A sign sits outside of Lunar House, the headquarters of Britain's Immigration and Nationality Directorate in Croydon, England.Scott Barbour/Getty Images

In a move that is set to burn a hole in the pockets of hundreds of migrants and long-term visitors, the United Kingdom government has announced its plans to double the "health surcharge." The amount is paid by long-term visitors as well as students from counties outside the European Union, including India.

The "health surcharge" was introduced in April 2015, and migrants and visitors had to shell out £200 for the same.
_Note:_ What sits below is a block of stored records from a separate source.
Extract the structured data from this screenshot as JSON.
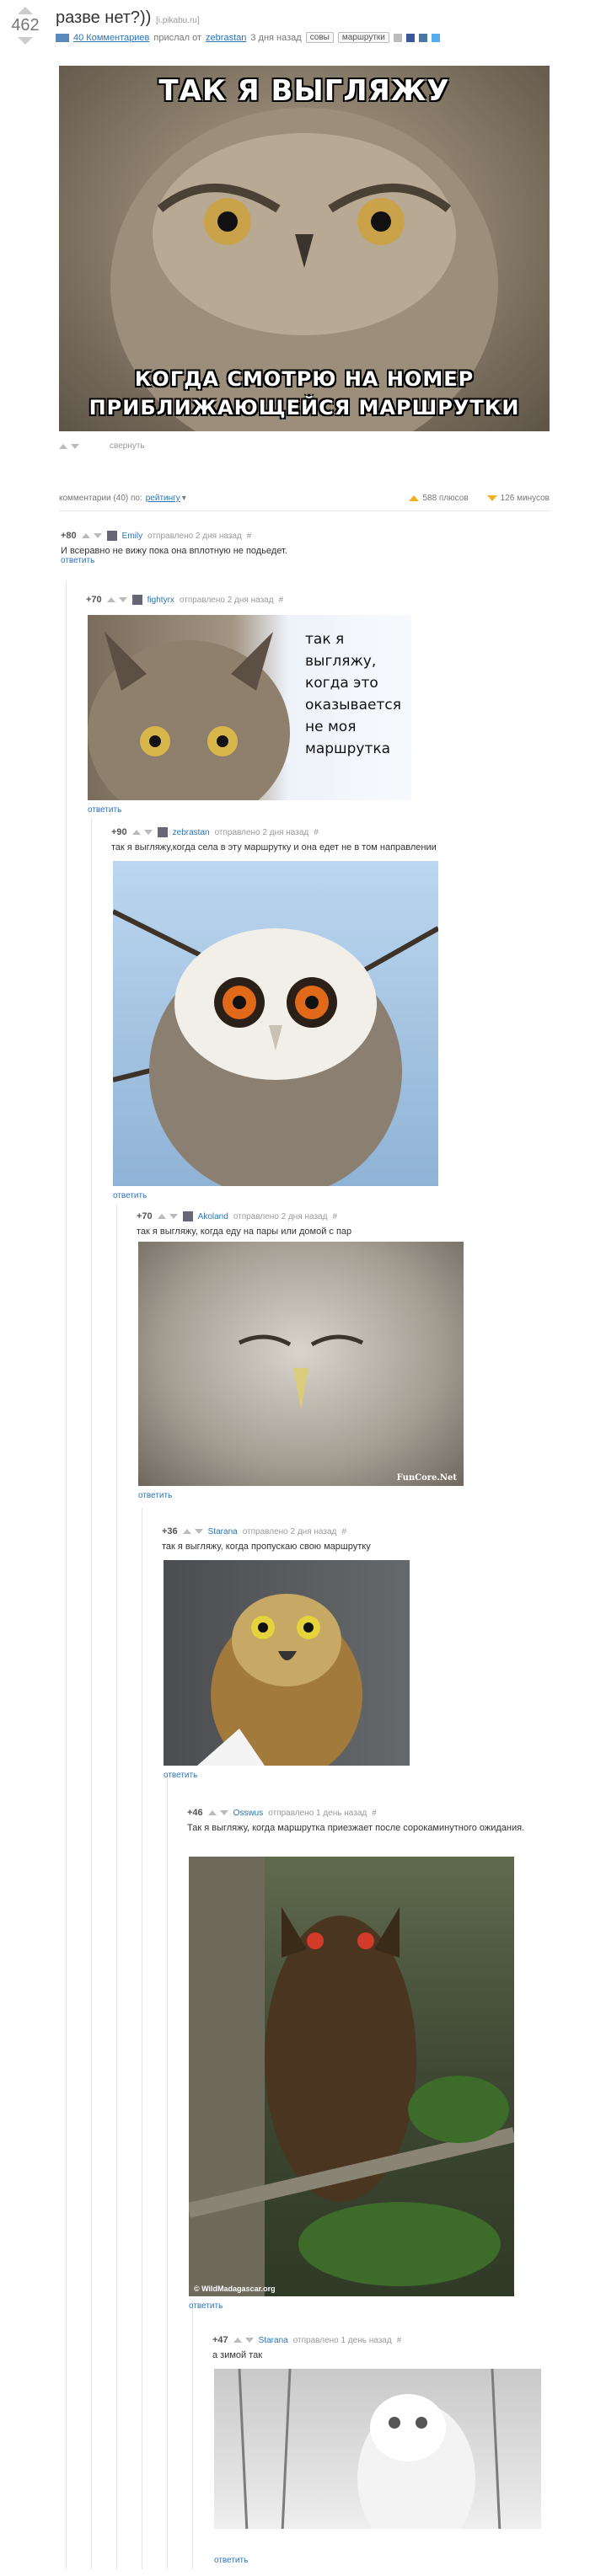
{
  "post": {
    "rating": "462",
    "title": "разве нет?))",
    "source": "[i.pikabu.ru]",
    "comments_link": "40 Комментариев",
    "posted_text": "прислал от",
    "author": "zebrastan",
    "time": "3 дня назад",
    "tags": [
      "совы",
      "маршрутки"
    ],
    "image_top_text": "ТАК Я ВЫГЛЯЖУ",
    "image_bottom_text_1": "КОГДА СМОТРЮ НА НОМЕР",
    "image_bottom_text_2": "ПРИБЛИЖАЮЩЕЙСЯ МАРШРУТКИ",
    "share_label": "свернуть"
  },
  "comments_bar": {
    "label": "комментарии (40) по:",
    "sort": "рейтингу",
    "pluses": "588 плюсов",
    "minuses": "126 минусов"
  },
  "comments": [
    {
      "score": "+80",
      "user": "Emily",
      "meta": "отправлено 2 дня назад",
      "hash": "#",
      "text": "И всеравно не вижу пока она вплотную не подьедет.",
      "reply": "ответить"
    },
    {
      "score": "+70",
      "user": "fightyrx",
      "meta": "отправлено 2 дня назад",
      "hash": "#",
      "text": "",
      "image_text": "так я выгляжу, когда это оказывается не моя маршрутка",
      "reply": "ответить"
    },
    {
      "score": "+90",
      "user": "zebrastan",
      "meta": "отправлено 2 дня назад",
      "hash": "#",
      "text": "так я выгляжу,когда села в эту маршрутку и она едет не в том направлении",
      "reply": "ответить"
    },
    {
      "score": "+70",
      "user": "Akoland",
      "meta": "отправлено 2 дня назад",
      "hash": "#",
      "text": "так я выгляжу, когда еду на пары или домой с пар",
      "watermark": "FunCore.Net",
      "reply": "ответить"
    },
    {
      "score": "+36",
      "user": "Starana",
      "meta": "отправлено 2 дня назад",
      "hash": "#",
      "text": "так я выгляжу, когда пропускаю свою маршрутку",
      "reply": "ответить"
    },
    {
      "score": "+46",
      "user": "Osswus",
      "meta": "отправлено 1 день назад",
      "hash": "#",
      "text": "Так я выгляжу, когда маршрутка приезжает после сорокаминутного ожидания.",
      "watermark": "© WildMadagascar.org",
      "reply": "ответить"
    },
    {
      "score": "+47",
      "user": "Starana",
      "meta": "отправлено 1 день назад",
      "hash": "#",
      "text": "а зимой так",
      "reply": "ответить"
    }
  ]
}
However, migrants and visitors, including those from India, will now have to pay £400 as health surcharge and even those students who could pay a discounted amount of £150 will have to shell out £300.

The plan will come into effect later in 2018 and has been put in place to support the state-funded National Health Service or NHS, which is reportedly facing a financial crisis.

"It is only right that people who come to the UK should contribute to the running of the NHS. The surcharge offers access to health care services that are far more comprehensive and at a much lower cost than many other countries," the Press Trust of India quoted UK Immigration Minister Caroline Nokes as saying.

"The income generated goes directly to the NHS services, helping to protect and sustain our world-class healthcare system for everyone who uses it," she said.

The department has said that it spends an average of £470 treating surcharge payers and hence it makes sense for migrants to pay the amount.

"Our NHS is always there when you need it, paid for by British taxpayers. We welcome long-term migrants using the NHS, but it is only right that they make a fair contribution to its long-term sustainability, said UK Health Minister James O'Shaughnessy.

"By increasing the surcharge so that it better reflects the actual costs of using health services, this government is providing an extra 220 million pounds a year to support the NHS."

However, the surcharge is not related to emergency care and the NHS provides assistance to people in need, irrespective of their immigration status.

Meanwhile, several Indians in the UK recently slammed the nation's immigration laws and even staged a protest opposite Downing Street. The laws that focus on indefinite leave to remain (ILR) were termed as "unfair and inhumane" and highly-skilled migrants even raised £25,000 to challenge the country's home department.

The department had reportedly turned down several applications for ILR on the basis of a part of the Immigration Act which is actually meant for criminals and tax evaders.

"We are a group of highly skilled migrants who have been suffering because of injustice done by the Home Office. This group was formed coincidently on different social media platforms because of the unfairness and inhumane policies the Home Office had been bringing," PTI had quoted the group as saying.

"Skilled migrants with excellent educational and professional skills are being refused ILR on the ground of 'tax error rectification' because of small errors they have made in their tax returns in the past, which they have long ago rectified and paid off," Aditi Bhardwaj, one of the organizers of the protest added.